Items from an interface collection:
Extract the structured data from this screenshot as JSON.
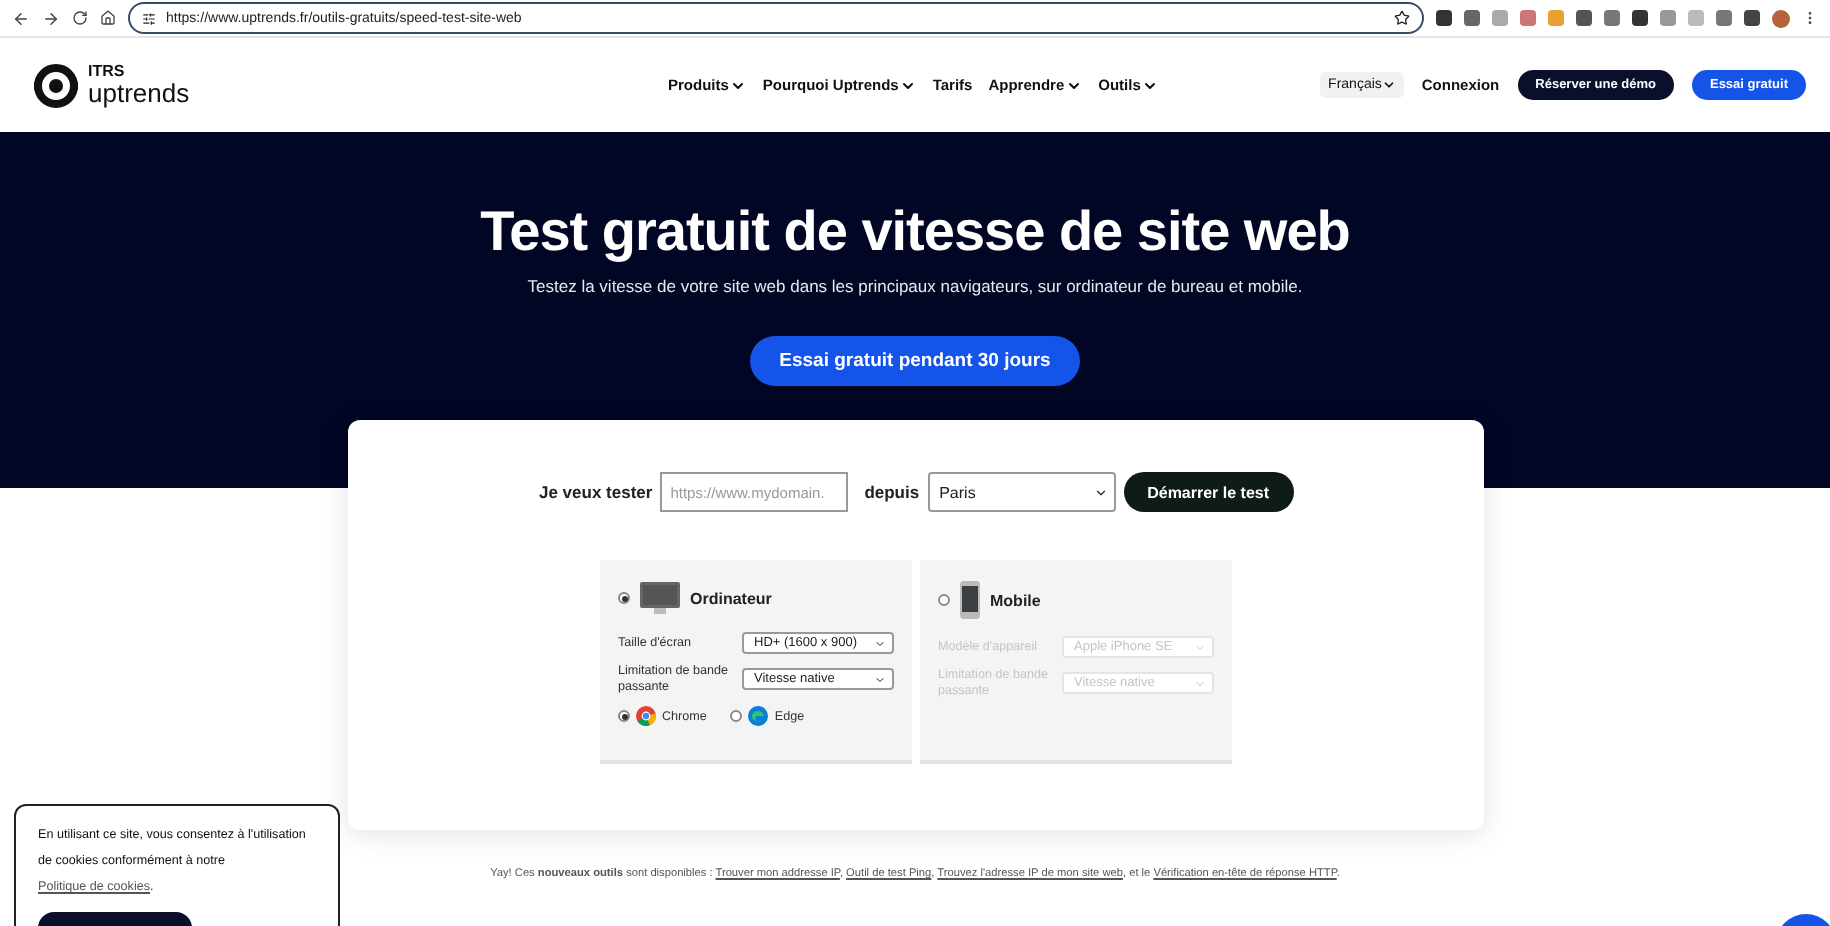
{
  "browser": {
    "url": "https://www.uptrends.fr/outils-gratuits/speed-test-site-web"
  },
  "logo": {
    "line1": "ITRS",
    "line2": "uptrends"
  },
  "nav": [
    {
      "label": "Produits",
      "dropdown": true
    },
    {
      "label": "Pourquoi Uptrends",
      "dropdown": true
    },
    {
      "label": "Tarifs",
      "dropdown": false
    },
    {
      "label": "Apprendre",
      "dropdown": true
    },
    {
      "label": "Outils",
      "dropdown": true
    }
  ],
  "language": "Français",
  "login": "Connexion",
  "demo_button": "Réserver une démo",
  "trial_button": "Essai gratuit",
  "hero": {
    "title": "Test gratuit de vitesse de site web",
    "subtitle": "Testez la vitesse de votre site web dans les principaux navigateurs, sur ordinateur de bureau et mobile.",
    "cta": "Essai gratuit pendant 30 jours"
  },
  "form": {
    "test_label": "Je veux tester",
    "url_placeholder": "https://www.mydomain.",
    "from_label": "depuis",
    "location": "Paris",
    "start_button": "Démarrer le test"
  },
  "devices": [
    {
      "kind": "desktop",
      "title": "Ordinateur",
      "selected": true,
      "fields": [
        {
          "label": "Taille d'écran",
          "value": "HD+ (1600 x 900)",
          "disabled": false
        },
        {
          "label": "Limitation de bande passante",
          "value": "Vitesse native",
          "disabled": false
        }
      ],
      "browsers": [
        {
          "name": "Chrome",
          "selected": true
        },
        {
          "name": "Edge",
          "selected": false
        }
      ]
    },
    {
      "kind": "mobile",
      "title": "Mobile",
      "selected": false,
      "fields": [
        {
          "label": "Modèle d'appareil",
          "value": "Apple iPhone SE",
          "disabled": true
        },
        {
          "label": "Limitation de bande passante",
          "value": "Vitesse native",
          "disabled": true
        }
      ]
    }
  ],
  "footer_note": [
    {
      "kind": "text",
      "text": "Yay! Ces **nouveaux outils** sont disponibles : "
    },
    {
      "kind": "link",
      "text": "Trouver mon addresse IP"
    },
    {
      "kind": "text",
      "text": ", "
    },
    {
      "kind": "link",
      "text": "Outil de test Ping"
    },
    {
      "kind": "text",
      "text": ", "
    },
    {
      "kind": "link",
      "text": "Trouvez l'adresse IP de mon site web"
    },
    {
      "kind": "text",
      "text": ", et le "
    },
    {
      "kind": "link",
      "text": "Vérification en-tête de réponse HTTP"
    },
    {
      "kind": "text",
      "text": "."
    }
  ],
  "cookie_notice": [
    {
      "kind": "text",
      "text": "En utilisant ce site, vous consentez à l'utilisation de cookies conformément à notre "
    },
    {
      "kind": "link",
      "text": "Politique de cookies"
    },
    {
      "kind": "text",
      "text": "."
    }
  ]
}
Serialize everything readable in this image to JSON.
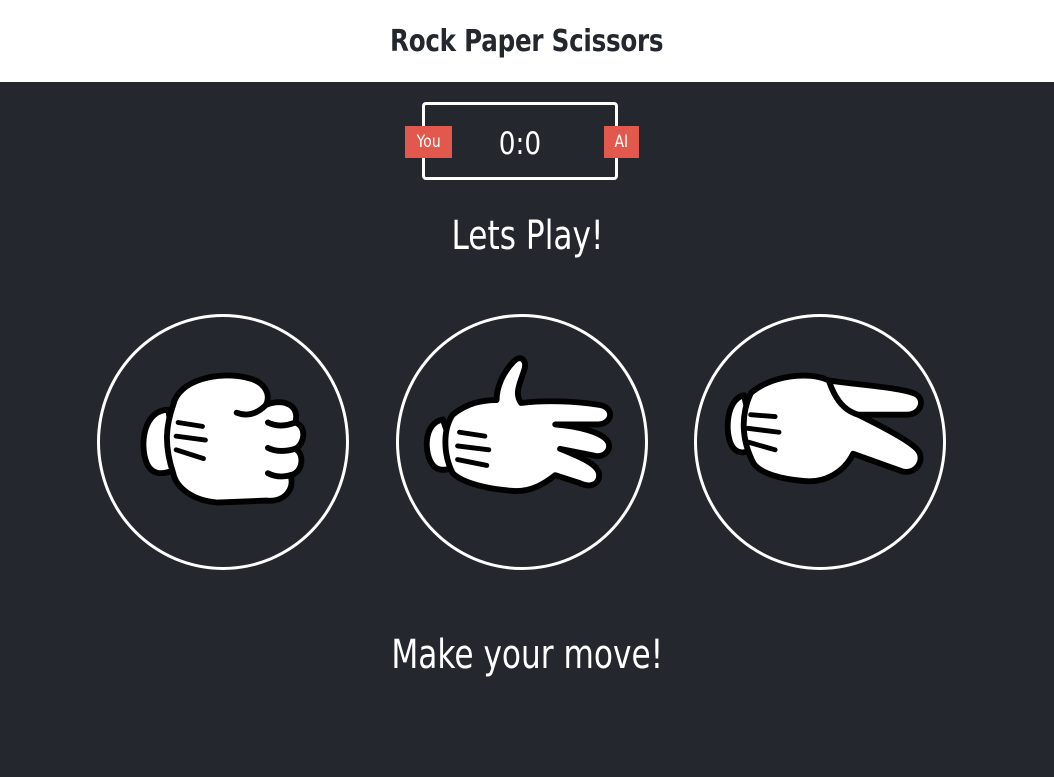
{
  "header": {
    "title": "Rock Paper Scissors"
  },
  "scoreboard": {
    "user_label": "You",
    "computer_label": "AI",
    "score": "0:0"
  },
  "result_text": "Lets Play!",
  "choices": [
    {
      "id": "rock",
      "icon": "rock-hand-icon"
    },
    {
      "id": "paper",
      "icon": "paper-hand-icon"
    },
    {
      "id": "scissors",
      "icon": "scissors-hand-icon"
    }
  ],
  "action_message": "Make your move!",
  "colors": {
    "background": "#24272e",
    "header": "#ffffff",
    "badge": "#e2584d",
    "text": "#ffffff"
  }
}
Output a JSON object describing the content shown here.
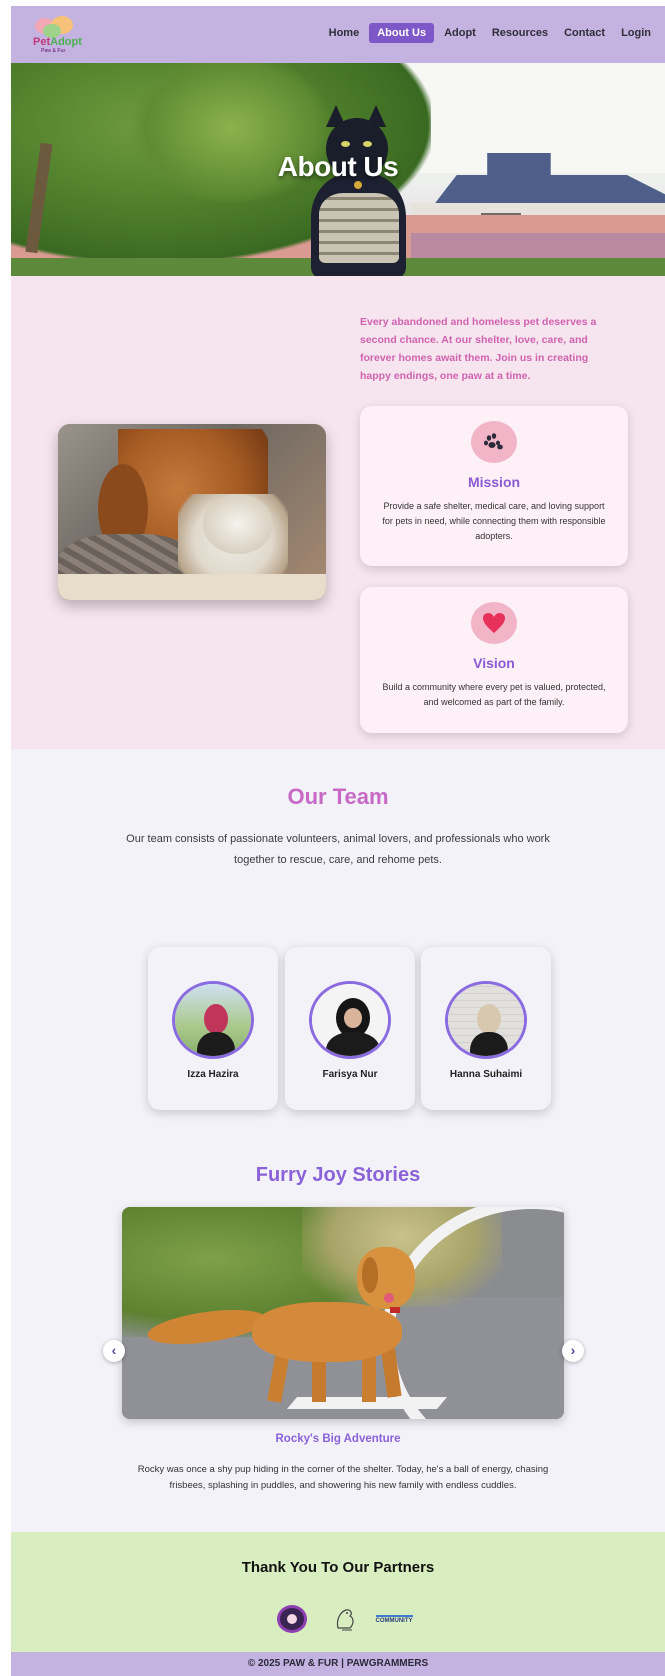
{
  "brand": {
    "logo_text_primary": "Pet",
    "logo_text_secondary": "Adopt",
    "logo_tagline": "Paw & Fur"
  },
  "nav": {
    "items": [
      {
        "label": "Home",
        "active": false
      },
      {
        "label": "About Us",
        "active": true
      },
      {
        "label": "Adopt",
        "active": false
      },
      {
        "label": "Resources",
        "active": false
      },
      {
        "label": "Contact",
        "active": false
      },
      {
        "label": "Login",
        "active": false
      }
    ]
  },
  "hero": {
    "title": "About Us"
  },
  "about": {
    "intro": "Every abandoned and homeless pet deserves a second chance. At our shelter, love, care, and forever homes await them. Join us in creating happy endings, one paw at a time.",
    "mission": {
      "icon": "paw-icon",
      "title": "Mission",
      "text": "Provide a safe shelter, medical care, and loving support for pets in need, while connecting them with responsible adopters."
    },
    "vision": {
      "icon": "heart-icon",
      "title": "Vision",
      "text": "Build a community where every pet is valued, protected, and welcomed as part of the family."
    }
  },
  "team": {
    "title": "Our Team",
    "description": "Our team consists of passionate volunteers, animal lovers, and professionals who work together to rescue, care, and rehome pets.",
    "members": [
      {
        "name": "Izza Hazira"
      },
      {
        "name": "Farisya Nur"
      },
      {
        "name": "Hanna Suhaimi"
      }
    ]
  },
  "stories": {
    "title": "Furry Joy Stories",
    "prev_label": "‹",
    "next_label": "›",
    "current": {
      "title": "Rocky's Big Adventure",
      "text": "Rocky was once a shy pup hiding in the corner of the shelter. Today, he's a ball of energy, chasing frisbees, splashing in puddles, and showering his new family with endless cuddles."
    }
  },
  "partners": {
    "title": "Thank You To Our Partners",
    "logos": [
      "partner-badge-logo",
      "partner-sketch-logo",
      "partner-community-logo"
    ],
    "community_label": "COMMUNITY"
  },
  "footer": {
    "text": "© 2025 PAW & FUR | PAWGRAMMERS"
  },
  "colors": {
    "header_bg": "#c4b2e0",
    "active_nav": "#7e57c8",
    "about_bg": "#f6e4ee",
    "accent_pink": "#cf63b0",
    "accent_purple": "#8b5bd1",
    "partners_bg": "#d9eec0"
  }
}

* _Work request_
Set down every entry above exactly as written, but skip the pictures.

* _Response_
Extract the structured data from this screenshot as JSON.
{
  "browser": {
    "url": "https://www.uptrends.fr/outils-gratuits/speed-test-site-web"
  },
  "logo": {
    "line1": "ITRS",
    "line2": "uptrends"
  },
  "nav": [
    {
      "label": "Produits",
      "dropdown": true
    },
    {
      "label": "Pourquoi Uptrends",
      "dropdown": true
    },
    {
      "label": "Tarifs",
      "dropdown": false
    },
    {
      "label": "Apprendre",
      "dropdown": true
    },
    {
      "label": "Outils",
      "dropdown": true
    }
  ],
  "language": "Français",
  "login": "Connexion",
  "demo_button": "Réserver une démo",
  "trial_button": "Essai gratuit",
  "hero": {
    "title": "Test gratuit de vitesse de site web",
    "subtitle": "Testez la vitesse de votre site web dans les principaux navigateurs, sur ordinateur de bureau et mobile.",
    "cta": "Essai gratuit pendant 30 jours"
  },
  "form": {
    "test_label": "Je veux tester",
    "url_placeholder": "https://www.mydomain.",
    "from_label": "depuis",
    "location": "Paris",
    "start_button": "Démarrer le test"
  },
  "devices": [
    {
      "kind": "desktop",
      "title": "Ordinateur",
      "selected": true,
      "fields": [
        {
          "label": "Taille d'écran",
          "value": "HD+ (1600 x 900)",
          "disabled": false
        },
        {
          "label": "Limitation de bande passante",
          "value": "Vitesse native",
          "disabled": false
        }
      ],
      "browsers": [
        {
          "name": "Chrome",
          "selected": true
        },
        {
          "name": "Edge",
          "selected": false
        }
      ]
    },
    {
      "kind": "mobile",
      "title": "Mobile",
      "selected": false,
      "fields": [
        {
          "label": "Modèle d'appareil",
          "value": "Apple iPhone SE",
          "disabled": true
        },
        {
          "label": "Limitation de bande passante",
          "value": "Vitesse native",
          "disabled": true
        }
      ]
    }
  ],
  "footer_note": [
    {
      "kind": "text",
      "text": "Yay! Ces **nouveaux outils** sont disponibles : "
    },
    {
      "kind": "link",
      "text": "Trouver mon addresse IP"
    },
    {
      "kind": "text",
      "text": ", "
    },
    {
      "kind": "link",
      "text": "Outil de test Ping"
    },
    {
      "kind": "text",
      "text": ", "
    },
    {
      "kind": "link",
      "text": "Trouvez l'adresse IP de mon site web"
    },
    {
      "kind": "text",
      "text": ", et le "
    },
    {
      "kind": "link",
      "text": "Vérification en-tête de réponse HTTP"
    },
    {
      "kind": "text",
      "text": "."
    }
  ],
  "cookie_notice": [
    {
      "kind": "text",
      "text": "En utilisant ce site, vous consentez à l'utilisation de cookies conformément à notre "
    },
    {
      "kind": "link",
      "text": "Politique de cookies"
    },
    {
      "kind": "text",
      "text": "."
    }
  ]
}
Serialize everything readable in this image to JSON.
{
  "header": {
    "title": "Rock Paper Scissors"
  },
  "scoreboard": {
    "user_label": "You",
    "computer_label": "AI",
    "score": "0:0"
  },
  "result_text": "Lets Play!",
  "choices": [
    {
      "id": "rock",
      "icon": "rock-hand-icon"
    },
    {
      "id": "paper",
      "icon": "paper-hand-icon"
    },
    {
      "id": "scissors",
      "icon": "scissors-hand-icon"
    }
  ],
  "action_message": "Make your move!",
  "colors": {
    "background": "#24272e",
    "header": "#ffffff",
    "badge": "#e2584d",
    "text": "#ffffff"
  }
}
Output a JSON object describing the content shown here.
{
  "brand": {
    "logo_text_primary": "Pet",
    "logo_text_secondary": "Adopt",
    "logo_tagline": "Paw & Fur"
  },
  "nav": {
    "items": [
      {
        "label": "Home",
        "active": false
      },
      {
        "label": "About Us",
        "active": true
      },
      {
        "label": "Adopt",
        "active": false
      },
      {
        "label": "Resources",
        "active": false
      },
      {
        "label": "Contact",
        "active": false
      },
      {
        "label": "Login",
        "active": false
      }
    ]
  },
  "hero": {
    "title": "About Us"
  },
  "about": {
    "intro": "Every abandoned and homeless pet deserves a second chance. At our shelter, love, care, and forever homes await them. Join us in creating happy endings, one paw at a time.",
    "mission": {
      "icon": "paw-icon",
      "title": "Mission",
      "text": "Provide a safe shelter, medical care, and loving support for pets in need, while connecting them with responsible adopters."
    },
    "vision": {
      "icon": "heart-icon",
      "title": "Vision",
      "text": "Build a community where every pet is valued, protected, and welcomed as part of the family."
    }
  },
  "team": {
    "title": "Our Team",
    "description": "Our team consists of passionate volunteers, animal lovers, and professionals who work together to rescue, care, and rehome pets.",
    "members": [
      {
        "name": "Izza Hazira"
      },
      {
        "name": "Farisya Nur"
      },
      {
        "name": "Hanna Suhaimi"
      }
    ]
  },
  "stories": {
    "title": "Furry Joy Stories",
    "prev_label": "‹",
    "next_label": "›",
    "current": {
      "title": "Rocky's Big Adventure",
      "text": "Rocky was once a shy pup hiding in the corner of the shelter. Today, he's a ball of energy, chasing frisbees, splashing in puddles, and showering his new family with endless cuddles."
    }
  },
  "partners": {
    "title": "Thank You To Our Partners",
    "logos": [
      "partner-badge-logo",
      "partner-sketch-logo",
      "partner-community-logo"
    ],
    "community_label": "COMMUNITY"
  },
  "footer": {
    "text": "© 2025 PAW & FUR | PAWGRAMMERS"
  },
  "colors": {
    "header_bg": "#c4b2e0",
    "active_nav": "#7e57c8",
    "about_bg": "#f6e4ee",
    "accent_pink": "#cf63b0",
    "accent_purple": "#8b5bd1",
    "partners_bg": "#d9eec0"
  }
}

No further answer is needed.